Of course it was not long until patchwork hooked up with overdyed and spawned the overdyed patchwork carpet. Again, inherently not a bad idea. Overdying a patchwork allows a producer to combine fragments that may not share a cohesive colour palate, and thus increases the number of patchwork carpets that can be made. One could also argue it allows for a lazy uncreative less artistic approach to patchwork composition as colour is no longer of any real concern, but the two (2) are so interconnected we’ll just chalk it up to the former as I’m feeling rather gregarious at the moment.
But then along came the spider, and it “all” went to crap. Producers looking to cash in on the trend(s) of overdyed, patchwork and overdyed patchwork, but without inventory stocks of their own – in either stale old inventory or fragments – decided to start making things anew.

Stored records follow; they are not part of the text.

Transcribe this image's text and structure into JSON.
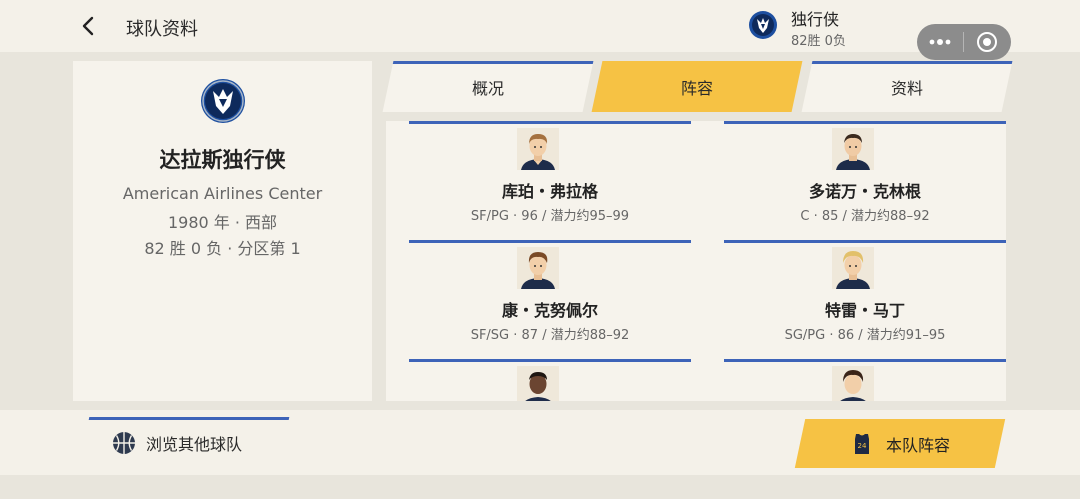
{
  "header": {
    "title": "球队资料",
    "team_short": "独行侠",
    "team_record": "82胜 0负"
  },
  "team": {
    "name": "达拉斯独行侠",
    "arena": "American Airlines Center",
    "founded_conf": "1980 年 · 西部",
    "record_rank": "82 胜 0 负 · 分区第 1"
  },
  "tabs": [
    {
      "label": "概况",
      "active": false
    },
    {
      "label": "阵容",
      "active": true
    },
    {
      "label": "资料",
      "active": false
    }
  ],
  "players": [
    {
      "name": "库珀・弗拉格",
      "info": "SF/PG · 96 / 潜力约95–99"
    },
    {
      "name": "多诺万・克林根",
      "info": "C · 85 / 潜力约88–92"
    },
    {
      "name": "康・克努佩尔",
      "info": "SF/SG · 87 / 潜力约88–92"
    },
    {
      "name": "特雷・马丁",
      "info": "SG/PG · 86 / 潜力约91–95"
    },
    {
      "name": "",
      "info": ""
    },
    {
      "name": "",
      "info": ""
    }
  ],
  "footer": {
    "browse_label": "浏览其他球队",
    "roster_label": "本队阵容"
  },
  "colors": {
    "accent_blue": "#3d63b8",
    "accent_yellow": "#f6c244",
    "card_bg": "#f6f3ec",
    "page_bg": "#e8e5dc"
  },
  "icons": [
    "back-icon",
    "mavericks-logo-icon",
    "more-dots-icon",
    "target-icon",
    "basketball-icon",
    "jersey-icon"
  ]
}
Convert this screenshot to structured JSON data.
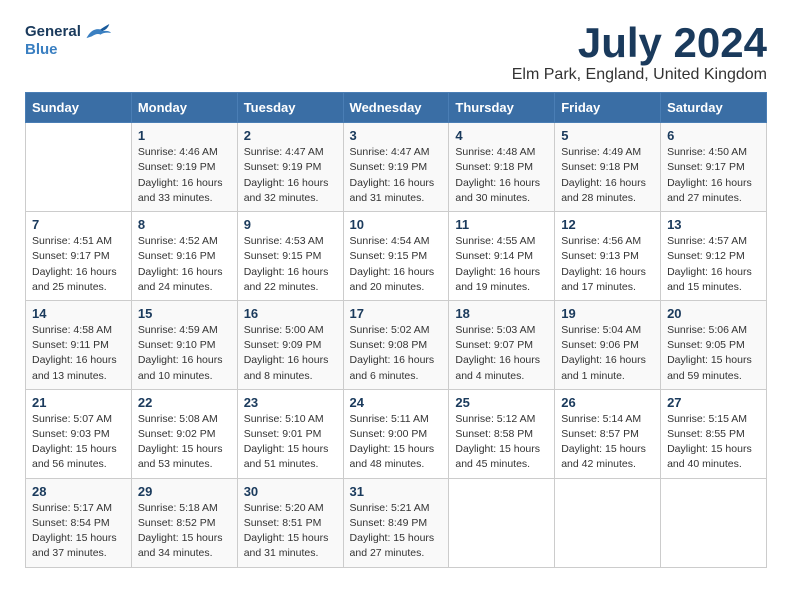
{
  "header": {
    "logo_line1": "General",
    "logo_line2": "Blue",
    "month": "July 2024",
    "location": "Elm Park, England, United Kingdom"
  },
  "weekdays": [
    "Sunday",
    "Monday",
    "Tuesday",
    "Wednesday",
    "Thursday",
    "Friday",
    "Saturday"
  ],
  "weeks": [
    [
      {
        "num": "",
        "info": ""
      },
      {
        "num": "1",
        "info": "Sunrise: 4:46 AM\nSunset: 9:19 PM\nDaylight: 16 hours\nand 33 minutes."
      },
      {
        "num": "2",
        "info": "Sunrise: 4:47 AM\nSunset: 9:19 PM\nDaylight: 16 hours\nand 32 minutes."
      },
      {
        "num": "3",
        "info": "Sunrise: 4:47 AM\nSunset: 9:19 PM\nDaylight: 16 hours\nand 31 minutes."
      },
      {
        "num": "4",
        "info": "Sunrise: 4:48 AM\nSunset: 9:18 PM\nDaylight: 16 hours\nand 30 minutes."
      },
      {
        "num": "5",
        "info": "Sunrise: 4:49 AM\nSunset: 9:18 PM\nDaylight: 16 hours\nand 28 minutes."
      },
      {
        "num": "6",
        "info": "Sunrise: 4:50 AM\nSunset: 9:17 PM\nDaylight: 16 hours\nand 27 minutes."
      }
    ],
    [
      {
        "num": "7",
        "info": "Sunrise: 4:51 AM\nSunset: 9:17 PM\nDaylight: 16 hours\nand 25 minutes."
      },
      {
        "num": "8",
        "info": "Sunrise: 4:52 AM\nSunset: 9:16 PM\nDaylight: 16 hours\nand 24 minutes."
      },
      {
        "num": "9",
        "info": "Sunrise: 4:53 AM\nSunset: 9:15 PM\nDaylight: 16 hours\nand 22 minutes."
      },
      {
        "num": "10",
        "info": "Sunrise: 4:54 AM\nSunset: 9:15 PM\nDaylight: 16 hours\nand 20 minutes."
      },
      {
        "num": "11",
        "info": "Sunrise: 4:55 AM\nSunset: 9:14 PM\nDaylight: 16 hours\nand 19 minutes."
      },
      {
        "num": "12",
        "info": "Sunrise: 4:56 AM\nSunset: 9:13 PM\nDaylight: 16 hours\nand 17 minutes."
      },
      {
        "num": "13",
        "info": "Sunrise: 4:57 AM\nSunset: 9:12 PM\nDaylight: 16 hours\nand 15 minutes."
      }
    ],
    [
      {
        "num": "14",
        "info": "Sunrise: 4:58 AM\nSunset: 9:11 PM\nDaylight: 16 hours\nand 13 minutes."
      },
      {
        "num": "15",
        "info": "Sunrise: 4:59 AM\nSunset: 9:10 PM\nDaylight: 16 hours\nand 10 minutes."
      },
      {
        "num": "16",
        "info": "Sunrise: 5:00 AM\nSunset: 9:09 PM\nDaylight: 16 hours\nand 8 minutes."
      },
      {
        "num": "17",
        "info": "Sunrise: 5:02 AM\nSunset: 9:08 PM\nDaylight: 16 hours\nand 6 minutes."
      },
      {
        "num": "18",
        "info": "Sunrise: 5:03 AM\nSunset: 9:07 PM\nDaylight: 16 hours\nand 4 minutes."
      },
      {
        "num": "19",
        "info": "Sunrise: 5:04 AM\nSunset: 9:06 PM\nDaylight: 16 hours\nand 1 minute."
      },
      {
        "num": "20",
        "info": "Sunrise: 5:06 AM\nSunset: 9:05 PM\nDaylight: 15 hours\nand 59 minutes."
      }
    ],
    [
      {
        "num": "21",
        "info": "Sunrise: 5:07 AM\nSunset: 9:03 PM\nDaylight: 15 hours\nand 56 minutes."
      },
      {
        "num": "22",
        "info": "Sunrise: 5:08 AM\nSunset: 9:02 PM\nDaylight: 15 hours\nand 53 minutes."
      },
      {
        "num": "23",
        "info": "Sunrise: 5:10 AM\nSunset: 9:01 PM\nDaylight: 15 hours\nand 51 minutes."
      },
      {
        "num": "24",
        "info": "Sunrise: 5:11 AM\nSunset: 9:00 PM\nDaylight: 15 hours\nand 48 minutes."
      },
      {
        "num": "25",
        "info": "Sunrise: 5:12 AM\nSunset: 8:58 PM\nDaylight: 15 hours\nand 45 minutes."
      },
      {
        "num": "26",
        "info": "Sunrise: 5:14 AM\nSunset: 8:57 PM\nDaylight: 15 hours\nand 42 minutes."
      },
      {
        "num": "27",
        "info": "Sunrise: 5:15 AM\nSunset: 8:55 PM\nDaylight: 15 hours\nand 40 minutes."
      }
    ],
    [
      {
        "num": "28",
        "info": "Sunrise: 5:17 AM\nSunset: 8:54 PM\nDaylight: 15 hours\nand 37 minutes."
      },
      {
        "num": "29",
        "info": "Sunrise: 5:18 AM\nSunset: 8:52 PM\nDaylight: 15 hours\nand 34 minutes."
      },
      {
        "num": "30",
        "info": "Sunrise: 5:20 AM\nSunset: 8:51 PM\nDaylight: 15 hours\nand 31 minutes."
      },
      {
        "num": "31",
        "info": "Sunrise: 5:21 AM\nSunset: 8:49 PM\nDaylight: 15 hours\nand 27 minutes."
      },
      {
        "num": "",
        "info": ""
      },
      {
        "num": "",
        "info": ""
      },
      {
        "num": "",
        "info": ""
      }
    ]
  ]
}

Vulgar ugly new carpets to be overdyed, and carpets solely to be used a fragments started rolling off the looms, and with them so too did the beauty behind the carpets’ original concepts become bastardized.
And just when you thought it could not get any worse, along comes machine made knockoffs, replete with fake stitching to hold the imaginary pieces together, and that dear readers is an abomination.
So, if you want an overdyed, patchwork, or overdyed patchwork carpet, and there is no reason not to want one as they are beautiful, just make sure you get one that is made of stale inventory, or genuinely worn out carpet fragments. Otherwise you are just creating more stale inventory and encouraging a further decline in creativity and originality in the rug industry.
Selection of Patchwork Samples from Creative Touch
Photo Courtesy of Rug News and Design
**Note: I would like to add that I had to borrow the image of the Creative Touch samples as when I visited “The Rug Show” no one was in the Creative Touch booth and I did not want to intrude without an invitation.
Lot’s of great things eh? Enjoy as always, thank you and good bye.